There were 17,289 patients receiving in-center hemodialysis at the start of their fourth dialysis month; of those, 3.7% with limited insurance switched to peritoneal dialysis for the remainder of their first year of dialysis therapy, compared with 1.2% of patients with Medicare coverage at initiation of dialysis (P<.001). The analysis censored 23% and 33% of patients with limited insurance and Medicare, respectively, for death between days 90 and 365. The researchers also censored 0.6% and 0.3% of patients with limited insurance and Medicare, respectively, for kidney transplantation.

Results of multivariable analyses showed that patients with limited insurance at ESRD onset were less likely to receive peritoneal dialysis by their fourth dialysis month, compared with patients with Medicare (odds ratio [OR], 0.48; 95% confidence interval [CI], 0.33-0.71). This was an average predicted decrease of 2.4% (95% CI, 1.1%-3.7%) in the absolute adjusted probability of peritoneal use among patients with limited insurance. Following adjustment for differences in pre-ESRD nephrology care, the results were only slightly changed (OR, 0.52; 95% CI, 0.35-0.76).

When patients acquired Medicare after the third month of dialysis, those with limited insurance at onset of ESRD were significantly more likely to switch to peritoneal dialysis (hazard ratio, 2.9; 95% CI, 1.8-4.6). There were no substantial changes in those findings when analyses were conducted using patients’ first dialysis modality rather than dialysis modality at the start of the fourth dialysis month.

Regression analysis that included post-PPS interactions estimated that prior to enactment of the PPS, the odds of peritoneal use by the fourth dialysis month were 58% (95% CI, 37%-72%) lower among patients with limited insurance compared with patients with Medicare coverage at dialysis initiation. Following enactment of the PPS, the magnitude of reduction in odds became less pronounced (38%; 95% CI, 4%-60%) (P for interaction=.03).

The researchers cited some limitations to the study, including the observational design that created the possibility of selection bias, and the inability to use Medical Evidence Report to determine patient comorbid conditions.

“In summary, we found evidence that the use of peritoneal dialysis early in dialysis can be limited by insurance coverage that patients have when initiating dialysis therapy.

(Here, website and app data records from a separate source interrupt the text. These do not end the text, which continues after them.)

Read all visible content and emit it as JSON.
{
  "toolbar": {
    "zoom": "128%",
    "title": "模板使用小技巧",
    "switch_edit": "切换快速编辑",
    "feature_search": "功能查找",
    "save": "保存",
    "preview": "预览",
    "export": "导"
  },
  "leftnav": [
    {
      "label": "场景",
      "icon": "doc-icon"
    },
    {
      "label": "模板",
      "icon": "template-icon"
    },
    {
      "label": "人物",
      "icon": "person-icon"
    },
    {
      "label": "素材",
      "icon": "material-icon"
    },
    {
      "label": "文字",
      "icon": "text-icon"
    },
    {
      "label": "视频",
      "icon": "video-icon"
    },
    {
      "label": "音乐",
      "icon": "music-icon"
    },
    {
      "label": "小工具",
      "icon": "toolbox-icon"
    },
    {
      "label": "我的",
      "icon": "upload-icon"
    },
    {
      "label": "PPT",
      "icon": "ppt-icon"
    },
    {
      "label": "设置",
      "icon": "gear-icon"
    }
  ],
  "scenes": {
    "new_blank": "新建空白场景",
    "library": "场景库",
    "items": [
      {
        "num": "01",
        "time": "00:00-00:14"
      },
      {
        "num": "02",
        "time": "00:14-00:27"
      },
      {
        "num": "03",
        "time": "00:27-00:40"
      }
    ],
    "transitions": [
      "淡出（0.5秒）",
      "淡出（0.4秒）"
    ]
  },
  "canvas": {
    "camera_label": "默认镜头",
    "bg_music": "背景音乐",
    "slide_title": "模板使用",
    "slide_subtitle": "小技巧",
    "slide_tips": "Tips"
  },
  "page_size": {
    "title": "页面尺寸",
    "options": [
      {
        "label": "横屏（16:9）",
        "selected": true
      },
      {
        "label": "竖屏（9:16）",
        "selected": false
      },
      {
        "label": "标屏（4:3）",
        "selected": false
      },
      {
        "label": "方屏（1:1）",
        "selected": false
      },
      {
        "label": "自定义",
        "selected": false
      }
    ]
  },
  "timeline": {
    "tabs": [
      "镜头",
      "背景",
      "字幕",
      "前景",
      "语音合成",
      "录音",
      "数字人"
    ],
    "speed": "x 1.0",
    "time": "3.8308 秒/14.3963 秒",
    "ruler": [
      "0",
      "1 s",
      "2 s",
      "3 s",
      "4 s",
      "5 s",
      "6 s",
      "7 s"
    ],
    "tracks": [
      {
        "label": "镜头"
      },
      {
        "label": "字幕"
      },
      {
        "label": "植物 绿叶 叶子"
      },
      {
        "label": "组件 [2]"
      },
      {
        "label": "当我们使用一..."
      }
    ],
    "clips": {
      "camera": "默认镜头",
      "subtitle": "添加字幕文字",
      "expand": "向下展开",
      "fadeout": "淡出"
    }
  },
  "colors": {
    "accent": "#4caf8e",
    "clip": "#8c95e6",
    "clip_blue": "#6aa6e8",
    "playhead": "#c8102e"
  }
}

Programs designed to educate physicians, patients, and other healthcare providers about home dialysis therapy and policies directed toward increasing patients’ access to providers involved in preparing patients for peritoneal dialysis therapy may give more patients the option to initiate peritoneal dialysis as their first kidney replacement modality.”

Takeaway Points

  1. Researchers conducted a retrospective cohort analysis to examine whether health insurance limitations affected the use of peritoneal dialysis among patients initiating dialysis therapy.
  2. Patients with limited insurance (no insurance or Medicaid) were compared with patients with Medicare at onset of end-stage renal disease.
  3. Following adjustments, patients with limited insurance had a 2.4% lower probability of peritoneal dialysis use by the fourth month of dialysis compared with patients with Medicare coverage at dialysis initiation.